Itâ€™s pretty quiet here on The Point. We who live in these southern neighborhoods like to think of it as the â€œsharpestâ€ end of East Grand Forks. The good people on the north end probably would dispute that â€“ with good reason. Itâ€™sÂ nice over there, too.
My old Schwinn and I were at the Louis Murray Bridge when it closed this morning. I looked at my cell phone and it was exactly 10:12 a.m., on this day, April 12, 2011. I turned around to head back toward the permanent flood wall just as a couple city employees were putting the â€œroad closed,â€ signs in place and anchoring them with sand bags. The men were friendly and chatty and smiling. They said other city employees would be back in a couple hours to close up the wall.
I have just returned from my fourth ride down there but so far the procedure to put the gates up in the permanent flood wall has not yet begun. Iâ€™m curious to see that process.
When I stopped in at Fire Station No 2, a pleasant young fire fighter by the name of Paul Hanson told me it is a very unique four-hour event to watch.
Just now I met another gal on her bike, one walking her little white dog, and two young men just coming off the Frisbee golf course. They said the water is getting too close to play.

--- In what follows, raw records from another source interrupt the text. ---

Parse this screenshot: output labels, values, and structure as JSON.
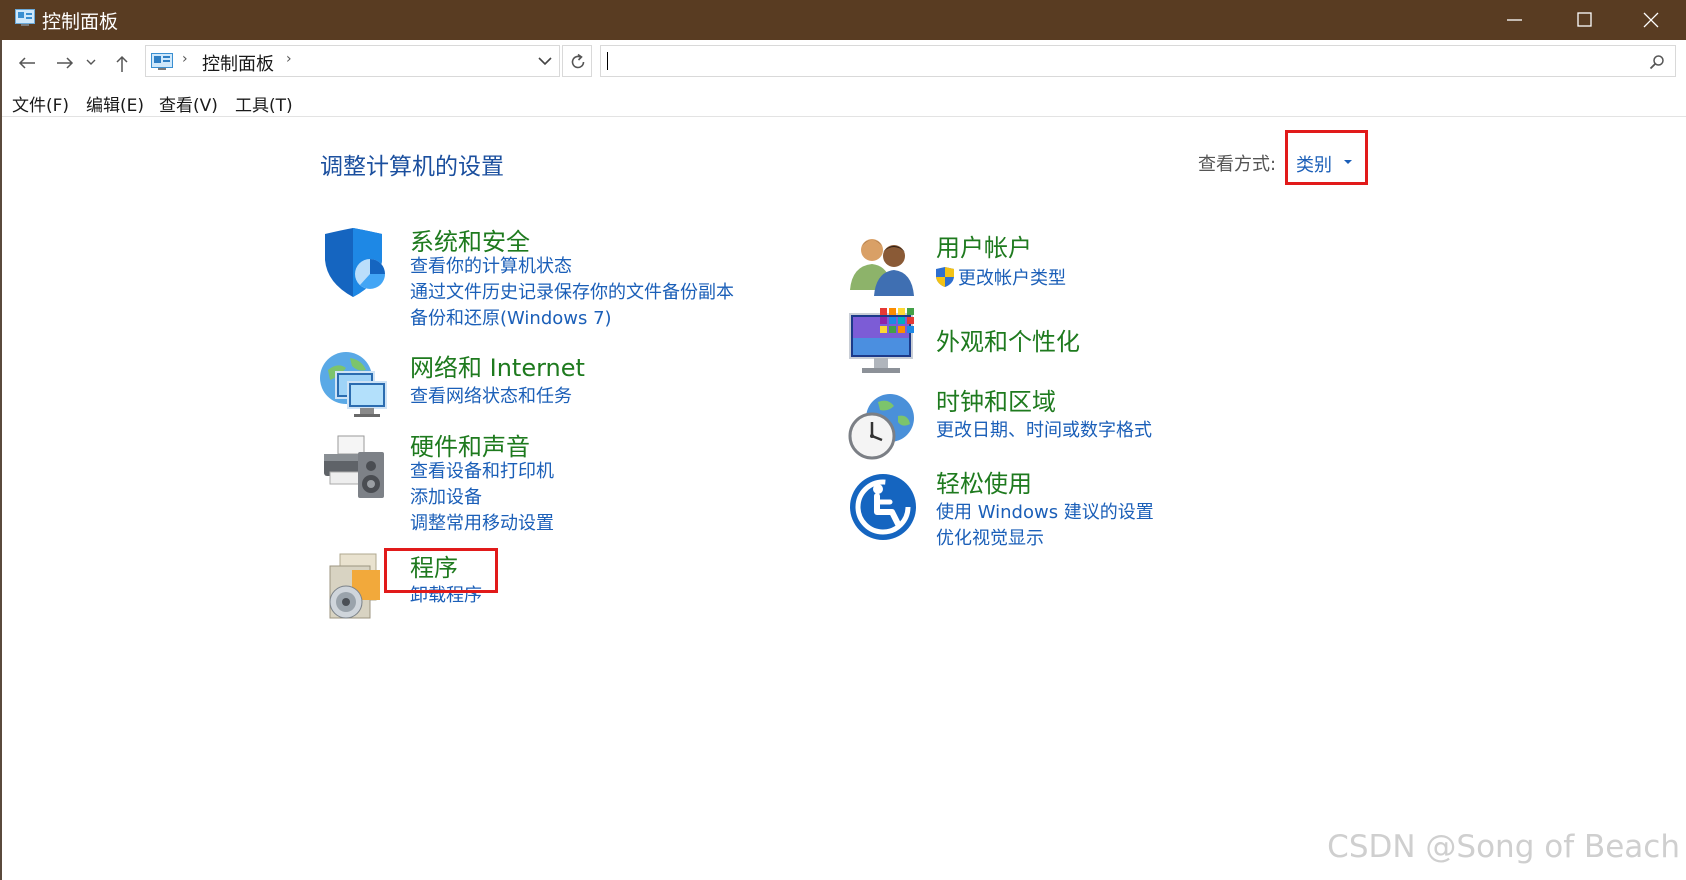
{
  "window": {
    "title": "控制面板"
  },
  "navbar": {
    "breadcrumb": "控制面板",
    "search_placeholder": ""
  },
  "menubar": {
    "items": [
      "文件(F)",
      "编辑(E)",
      "查看(V)",
      "工具(T)"
    ]
  },
  "main": {
    "title": "调整计算机的设置",
    "view_by": {
      "label": "查看方式:",
      "value": "类别"
    },
    "categories": [
      {
        "name": "系统和安全",
        "icon": "shield-icon",
        "links": [
          "查看你的计算机状态",
          "通过文件历史记录保存你的文件备份副本",
          "备份和还原(Windows 7)"
        ]
      },
      {
        "name": "网络和 Internet",
        "icon": "network-globe-icon",
        "links": [
          "查看网络状态和任务"
        ]
      },
      {
        "name": "硬件和声音",
        "icon": "printer-speaker-icon",
        "links": [
          "查看设备和打印机",
          "添加设备",
          "调整常用移动设置"
        ]
      },
      {
        "name": "程序",
        "icon": "programs-disc-icon",
        "links": [
          "卸载程序"
        ]
      },
      {
        "name": "用户帐户",
        "icon": "users-icon",
        "links": [
          "更改帐户类型"
        ]
      },
      {
        "name": "外观和个性化",
        "icon": "monitor-colors-icon",
        "links": []
      },
      {
        "name": "时钟和区域",
        "icon": "clock-globe-icon",
        "links": [
          "更改日期、时间或数字格式"
        ]
      },
      {
        "name": "轻松使用",
        "icon": "ease-of-access-icon",
        "links": [
          "使用 Windows 建议的设置",
          "优化视觉显示"
        ]
      }
    ]
  },
  "watermark": "CSDN @Song of Beach",
  "colors": {
    "titlebar": "#593c22",
    "heading_green": "#1e7a1e",
    "link_blue": "#1b5fb8",
    "title_blue": "#1b4f9e",
    "highlight_red": "#e11a1a"
  }
}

Yes, the water is getting too close. Riding in the middle of the street around the curve between the Louis Murray Bridge and the permanent flood wall, I was reminded of that April day in 1997 when we rode this same road through 4 feet of water in the back of a National Guard truck to get off The Point.
Yes, in some parts of The Point, we can ride down the middle of the road. Traffic is light and if it wasnâ€™t so breezy, I do think we could hear a pin drop, in this, the sharpest end of town.
Eerie describes it well! But we know God is watching over us.
Time toÂ head back to the curve to seeÂ if the process has begun.